Once seen from this perspective it’s straightforward. How would you search an area on the ground? Why would you search it differently if you were 200ft higher? You still overlap the areas, you just move faster and you can see more from 200ft!
SUA’s can be used to oversee a ground search in terms of providing real time footage to the ‘silver command’ who are coordinating, ground parties, dog teams, or boat teams. They can be used to help fire and rescue services see where their water jets are hitting and adjust their aims accordingly. The cameras can be fitted with polarised filters to see through surface reflections on water to help search waterways, and they can carry thermal cameras to help detect heat sources. They can be used to direct ground responders to a specific location by hovering over it and they can help to enhance dynamic risk assessments by identifying dangers and safe routes for ground responders to follow.
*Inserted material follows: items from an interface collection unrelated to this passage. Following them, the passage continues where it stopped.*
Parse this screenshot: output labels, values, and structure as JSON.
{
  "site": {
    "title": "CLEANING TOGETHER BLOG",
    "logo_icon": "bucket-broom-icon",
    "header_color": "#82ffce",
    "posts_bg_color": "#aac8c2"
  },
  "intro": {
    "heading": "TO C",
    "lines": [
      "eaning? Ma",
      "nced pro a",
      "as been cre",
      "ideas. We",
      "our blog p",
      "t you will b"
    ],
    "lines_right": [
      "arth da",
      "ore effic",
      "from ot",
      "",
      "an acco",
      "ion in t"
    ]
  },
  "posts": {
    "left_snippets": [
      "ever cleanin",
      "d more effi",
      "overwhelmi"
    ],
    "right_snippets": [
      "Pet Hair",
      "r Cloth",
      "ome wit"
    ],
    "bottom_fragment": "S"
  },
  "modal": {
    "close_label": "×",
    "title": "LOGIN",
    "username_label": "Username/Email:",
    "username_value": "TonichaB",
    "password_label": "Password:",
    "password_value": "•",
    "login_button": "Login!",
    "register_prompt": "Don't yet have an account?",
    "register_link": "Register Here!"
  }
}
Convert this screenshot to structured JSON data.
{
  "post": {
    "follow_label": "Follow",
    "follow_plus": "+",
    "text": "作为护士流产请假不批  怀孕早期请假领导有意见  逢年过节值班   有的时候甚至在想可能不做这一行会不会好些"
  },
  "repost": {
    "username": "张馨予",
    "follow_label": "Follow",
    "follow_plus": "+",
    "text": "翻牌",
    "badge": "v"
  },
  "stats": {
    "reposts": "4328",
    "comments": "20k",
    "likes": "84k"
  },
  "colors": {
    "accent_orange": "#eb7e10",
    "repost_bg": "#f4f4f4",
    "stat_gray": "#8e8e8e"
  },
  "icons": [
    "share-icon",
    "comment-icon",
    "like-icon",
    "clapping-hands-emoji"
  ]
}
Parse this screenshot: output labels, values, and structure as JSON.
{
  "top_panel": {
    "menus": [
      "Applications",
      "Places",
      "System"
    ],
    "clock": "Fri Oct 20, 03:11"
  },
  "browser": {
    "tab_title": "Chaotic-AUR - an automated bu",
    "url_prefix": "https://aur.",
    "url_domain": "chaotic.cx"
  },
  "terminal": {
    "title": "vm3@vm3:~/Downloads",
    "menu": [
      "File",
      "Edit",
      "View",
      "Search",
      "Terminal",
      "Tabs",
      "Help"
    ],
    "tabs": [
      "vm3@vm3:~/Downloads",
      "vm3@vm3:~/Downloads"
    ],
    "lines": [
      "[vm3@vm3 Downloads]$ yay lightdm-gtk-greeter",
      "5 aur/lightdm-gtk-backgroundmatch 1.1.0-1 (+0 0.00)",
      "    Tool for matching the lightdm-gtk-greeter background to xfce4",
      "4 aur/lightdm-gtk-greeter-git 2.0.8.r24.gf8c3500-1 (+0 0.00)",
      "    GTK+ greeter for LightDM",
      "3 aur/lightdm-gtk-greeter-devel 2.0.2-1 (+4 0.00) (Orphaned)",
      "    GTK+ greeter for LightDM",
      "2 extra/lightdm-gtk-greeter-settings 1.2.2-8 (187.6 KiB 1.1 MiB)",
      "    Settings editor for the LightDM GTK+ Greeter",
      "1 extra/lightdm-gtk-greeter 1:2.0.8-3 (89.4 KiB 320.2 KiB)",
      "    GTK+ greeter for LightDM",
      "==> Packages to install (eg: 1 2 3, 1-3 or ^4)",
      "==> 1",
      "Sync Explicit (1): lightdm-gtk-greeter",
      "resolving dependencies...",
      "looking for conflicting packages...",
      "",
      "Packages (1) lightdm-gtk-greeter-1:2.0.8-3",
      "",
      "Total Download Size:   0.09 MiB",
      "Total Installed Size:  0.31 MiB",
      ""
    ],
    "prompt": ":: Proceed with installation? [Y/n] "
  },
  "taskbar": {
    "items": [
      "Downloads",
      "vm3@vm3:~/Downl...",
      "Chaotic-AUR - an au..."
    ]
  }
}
What I often see is that the collaborative approach is missing from most discussions of the technology. It’s presented as a binary choice in that SUA’s will replace the need for conventional approaches. This has the effect of pitching new technology against tried and trusted methods, so it becomes a divisive subject. As such, doubts and fears regarding safety, competence, and effectiveness become a focal point and overshadow the issue.
SUA’s are, in my opinion, definitely not a panacea. But they are a highly effective tool that can have significant operational benefits when correctly integrated into existing responder workflows. Provided the conditions are right and there exists a potential significant benefit they should always be deployed. Whether that benefit is in terms of direct search results, or simply observational, shouldn’t make a difference. For instance one fire and rescue service (FRS) unit used me to provide an overview of a training exercise so that ‘silver command’ could see where the search teams were operating and where their techniques could be improved. They found the footage extremely useful in their debriefs. They were able to show their staff good and bad points and improve their training results.
Therefore, the effectiveness of the technology depends upon the outcomes that are required in each instance, the conditions for operation, together with an understanding by the command team and SUA operator of how they expect the SUA to perform. The technology becomes very much secondary in this equation. Hopefully during future exercises and ‘live’ operations this approach will become more obvious and will help move the discussion towards a less binary view of operating UAV’s in SAR operations.
Where There’s Smoke, There’s A Mirror UPDATED For several months the UK media has been awash with stories of how different rural police forces are developing their own in-house drone units to provide localised air Read more...